» ASSIGNMENT: Go through the material and copy every line in which "JSON" appears.

» STORED DATA:
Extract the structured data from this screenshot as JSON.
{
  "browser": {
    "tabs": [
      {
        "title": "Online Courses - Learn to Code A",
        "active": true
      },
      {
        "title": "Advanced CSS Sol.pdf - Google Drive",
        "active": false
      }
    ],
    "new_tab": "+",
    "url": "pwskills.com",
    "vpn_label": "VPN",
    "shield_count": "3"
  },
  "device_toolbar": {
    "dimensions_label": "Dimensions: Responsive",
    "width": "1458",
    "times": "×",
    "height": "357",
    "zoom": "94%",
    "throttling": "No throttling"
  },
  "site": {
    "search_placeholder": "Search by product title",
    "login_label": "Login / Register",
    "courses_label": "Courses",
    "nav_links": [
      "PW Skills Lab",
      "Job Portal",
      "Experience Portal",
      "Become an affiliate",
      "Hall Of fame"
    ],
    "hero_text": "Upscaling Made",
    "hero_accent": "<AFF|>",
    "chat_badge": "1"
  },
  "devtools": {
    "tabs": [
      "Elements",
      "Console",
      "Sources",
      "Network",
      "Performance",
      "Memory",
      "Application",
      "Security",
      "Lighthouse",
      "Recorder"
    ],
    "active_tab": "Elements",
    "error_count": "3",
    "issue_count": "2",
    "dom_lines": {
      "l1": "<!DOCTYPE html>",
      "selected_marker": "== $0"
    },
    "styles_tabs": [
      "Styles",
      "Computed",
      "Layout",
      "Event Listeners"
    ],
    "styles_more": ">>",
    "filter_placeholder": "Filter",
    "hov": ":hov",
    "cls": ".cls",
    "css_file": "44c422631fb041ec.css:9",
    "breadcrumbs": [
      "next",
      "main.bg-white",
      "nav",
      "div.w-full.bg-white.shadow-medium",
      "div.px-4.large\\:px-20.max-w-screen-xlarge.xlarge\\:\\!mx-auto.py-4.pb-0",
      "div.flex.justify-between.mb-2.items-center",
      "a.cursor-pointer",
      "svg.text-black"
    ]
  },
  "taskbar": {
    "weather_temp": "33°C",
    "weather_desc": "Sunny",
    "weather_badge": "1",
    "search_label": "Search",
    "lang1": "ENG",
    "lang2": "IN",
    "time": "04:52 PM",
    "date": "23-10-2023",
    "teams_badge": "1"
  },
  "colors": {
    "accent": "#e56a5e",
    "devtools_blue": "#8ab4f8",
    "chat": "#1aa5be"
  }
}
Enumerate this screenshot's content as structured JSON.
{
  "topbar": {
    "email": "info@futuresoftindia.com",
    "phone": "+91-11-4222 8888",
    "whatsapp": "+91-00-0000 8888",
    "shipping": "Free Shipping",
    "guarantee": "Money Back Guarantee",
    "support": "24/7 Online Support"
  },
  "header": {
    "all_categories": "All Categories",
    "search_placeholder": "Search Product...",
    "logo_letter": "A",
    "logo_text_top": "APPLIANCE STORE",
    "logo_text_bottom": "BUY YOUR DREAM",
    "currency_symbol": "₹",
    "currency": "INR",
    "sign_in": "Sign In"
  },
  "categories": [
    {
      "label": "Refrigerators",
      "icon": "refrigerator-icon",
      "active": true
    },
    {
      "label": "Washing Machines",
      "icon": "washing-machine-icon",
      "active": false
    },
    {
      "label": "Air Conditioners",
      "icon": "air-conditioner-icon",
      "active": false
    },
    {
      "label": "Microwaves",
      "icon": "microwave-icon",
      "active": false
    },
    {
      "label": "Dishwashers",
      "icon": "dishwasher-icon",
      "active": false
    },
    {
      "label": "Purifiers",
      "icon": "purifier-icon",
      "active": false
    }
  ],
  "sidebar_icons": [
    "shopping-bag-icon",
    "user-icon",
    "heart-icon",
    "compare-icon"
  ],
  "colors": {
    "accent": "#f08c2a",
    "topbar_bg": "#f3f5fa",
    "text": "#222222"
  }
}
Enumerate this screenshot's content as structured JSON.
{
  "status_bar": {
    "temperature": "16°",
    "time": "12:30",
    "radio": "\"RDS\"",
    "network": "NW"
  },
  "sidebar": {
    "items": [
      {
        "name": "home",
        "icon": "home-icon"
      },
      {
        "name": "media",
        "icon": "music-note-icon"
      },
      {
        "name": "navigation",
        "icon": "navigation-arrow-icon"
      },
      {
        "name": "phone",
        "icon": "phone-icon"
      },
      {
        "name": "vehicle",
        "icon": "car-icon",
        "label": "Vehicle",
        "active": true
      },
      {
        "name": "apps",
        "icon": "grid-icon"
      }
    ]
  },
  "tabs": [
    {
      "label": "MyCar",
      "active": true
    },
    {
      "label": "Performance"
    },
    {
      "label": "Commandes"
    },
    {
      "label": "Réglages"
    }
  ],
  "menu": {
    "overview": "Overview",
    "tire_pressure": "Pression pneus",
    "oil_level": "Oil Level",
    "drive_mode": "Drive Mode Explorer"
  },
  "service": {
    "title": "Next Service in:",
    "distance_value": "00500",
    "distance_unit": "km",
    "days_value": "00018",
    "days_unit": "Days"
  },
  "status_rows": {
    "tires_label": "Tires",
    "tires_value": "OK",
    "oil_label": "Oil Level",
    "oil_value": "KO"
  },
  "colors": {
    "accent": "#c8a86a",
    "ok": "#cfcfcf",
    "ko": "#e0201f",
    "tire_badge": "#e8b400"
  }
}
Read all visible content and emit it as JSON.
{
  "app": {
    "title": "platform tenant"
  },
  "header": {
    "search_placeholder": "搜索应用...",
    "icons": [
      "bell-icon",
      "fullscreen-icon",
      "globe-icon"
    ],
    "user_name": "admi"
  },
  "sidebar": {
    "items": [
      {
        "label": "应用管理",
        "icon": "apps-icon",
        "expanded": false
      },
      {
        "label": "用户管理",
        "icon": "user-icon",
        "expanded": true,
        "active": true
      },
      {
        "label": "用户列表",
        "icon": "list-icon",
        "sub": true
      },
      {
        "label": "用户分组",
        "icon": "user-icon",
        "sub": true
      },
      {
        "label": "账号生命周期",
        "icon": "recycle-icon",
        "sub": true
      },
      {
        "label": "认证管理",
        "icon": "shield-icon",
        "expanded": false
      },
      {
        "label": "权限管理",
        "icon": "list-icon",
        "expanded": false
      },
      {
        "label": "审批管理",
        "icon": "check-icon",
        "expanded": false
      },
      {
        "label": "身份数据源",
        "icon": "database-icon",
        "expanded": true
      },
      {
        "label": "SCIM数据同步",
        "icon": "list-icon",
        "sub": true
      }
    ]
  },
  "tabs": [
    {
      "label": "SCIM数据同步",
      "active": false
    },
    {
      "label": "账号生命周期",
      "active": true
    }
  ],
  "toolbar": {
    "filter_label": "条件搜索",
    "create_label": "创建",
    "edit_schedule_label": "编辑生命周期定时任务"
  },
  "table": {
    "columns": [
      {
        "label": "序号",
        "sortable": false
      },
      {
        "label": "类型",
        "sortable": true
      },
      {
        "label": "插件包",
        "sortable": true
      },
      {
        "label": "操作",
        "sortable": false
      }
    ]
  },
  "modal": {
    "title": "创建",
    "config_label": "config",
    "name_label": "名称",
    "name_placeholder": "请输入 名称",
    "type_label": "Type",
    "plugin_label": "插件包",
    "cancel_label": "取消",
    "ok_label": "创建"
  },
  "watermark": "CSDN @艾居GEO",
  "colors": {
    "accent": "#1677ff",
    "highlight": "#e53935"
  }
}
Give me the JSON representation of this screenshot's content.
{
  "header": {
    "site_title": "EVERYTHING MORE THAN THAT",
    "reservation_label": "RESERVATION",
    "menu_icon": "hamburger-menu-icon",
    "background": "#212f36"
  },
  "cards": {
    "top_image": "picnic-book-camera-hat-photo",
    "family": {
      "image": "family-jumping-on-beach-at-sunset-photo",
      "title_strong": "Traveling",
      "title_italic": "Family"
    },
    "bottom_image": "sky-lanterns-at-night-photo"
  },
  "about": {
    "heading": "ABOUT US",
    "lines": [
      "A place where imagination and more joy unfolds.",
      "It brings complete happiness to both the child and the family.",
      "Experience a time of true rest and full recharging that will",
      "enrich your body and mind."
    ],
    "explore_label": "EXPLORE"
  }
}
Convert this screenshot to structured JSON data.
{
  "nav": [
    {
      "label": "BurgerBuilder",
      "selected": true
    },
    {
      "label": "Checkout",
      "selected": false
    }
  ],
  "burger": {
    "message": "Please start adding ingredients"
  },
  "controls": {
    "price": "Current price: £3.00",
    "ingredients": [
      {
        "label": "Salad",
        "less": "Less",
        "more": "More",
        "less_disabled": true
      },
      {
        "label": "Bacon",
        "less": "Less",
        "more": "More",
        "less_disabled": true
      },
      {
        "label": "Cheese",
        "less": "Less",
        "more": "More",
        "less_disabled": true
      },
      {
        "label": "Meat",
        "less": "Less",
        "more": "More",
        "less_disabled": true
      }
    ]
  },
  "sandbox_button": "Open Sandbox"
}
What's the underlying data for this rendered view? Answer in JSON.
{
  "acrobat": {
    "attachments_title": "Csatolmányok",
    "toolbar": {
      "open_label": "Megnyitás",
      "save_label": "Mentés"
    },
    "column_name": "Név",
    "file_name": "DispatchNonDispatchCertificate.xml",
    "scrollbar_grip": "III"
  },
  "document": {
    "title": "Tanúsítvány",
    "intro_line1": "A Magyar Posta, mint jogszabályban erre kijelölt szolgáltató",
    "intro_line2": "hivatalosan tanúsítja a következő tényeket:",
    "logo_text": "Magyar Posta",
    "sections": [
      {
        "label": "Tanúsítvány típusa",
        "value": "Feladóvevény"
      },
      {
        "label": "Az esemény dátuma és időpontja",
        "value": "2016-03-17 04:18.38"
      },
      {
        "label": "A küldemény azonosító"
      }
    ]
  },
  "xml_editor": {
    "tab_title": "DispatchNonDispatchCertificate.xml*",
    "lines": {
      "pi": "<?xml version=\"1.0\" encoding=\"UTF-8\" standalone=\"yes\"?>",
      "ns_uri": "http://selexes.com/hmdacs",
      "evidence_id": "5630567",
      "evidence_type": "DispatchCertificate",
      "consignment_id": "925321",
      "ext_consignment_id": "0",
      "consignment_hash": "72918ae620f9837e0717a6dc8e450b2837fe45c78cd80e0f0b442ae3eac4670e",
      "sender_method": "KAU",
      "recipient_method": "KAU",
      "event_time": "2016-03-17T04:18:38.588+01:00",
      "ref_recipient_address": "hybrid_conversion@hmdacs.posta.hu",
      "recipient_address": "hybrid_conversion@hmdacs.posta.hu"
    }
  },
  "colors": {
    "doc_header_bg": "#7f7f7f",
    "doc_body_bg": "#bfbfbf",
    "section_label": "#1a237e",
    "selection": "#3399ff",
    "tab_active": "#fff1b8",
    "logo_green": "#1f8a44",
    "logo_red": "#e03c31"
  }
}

» WRITTEN SOLUTION:
Extract the structured data from this screenshot as JSON.
Enumerate this screenshot's content as structured JSON.
Enumerate this screenshot's content as structured JSON.
Read all visible content and emit it as JSON.
Give me the JSON representation of this screenshot's content.
Convert this screenshot to structured JSON data.
What's the underlying data for this rendered view? Answer in JSON.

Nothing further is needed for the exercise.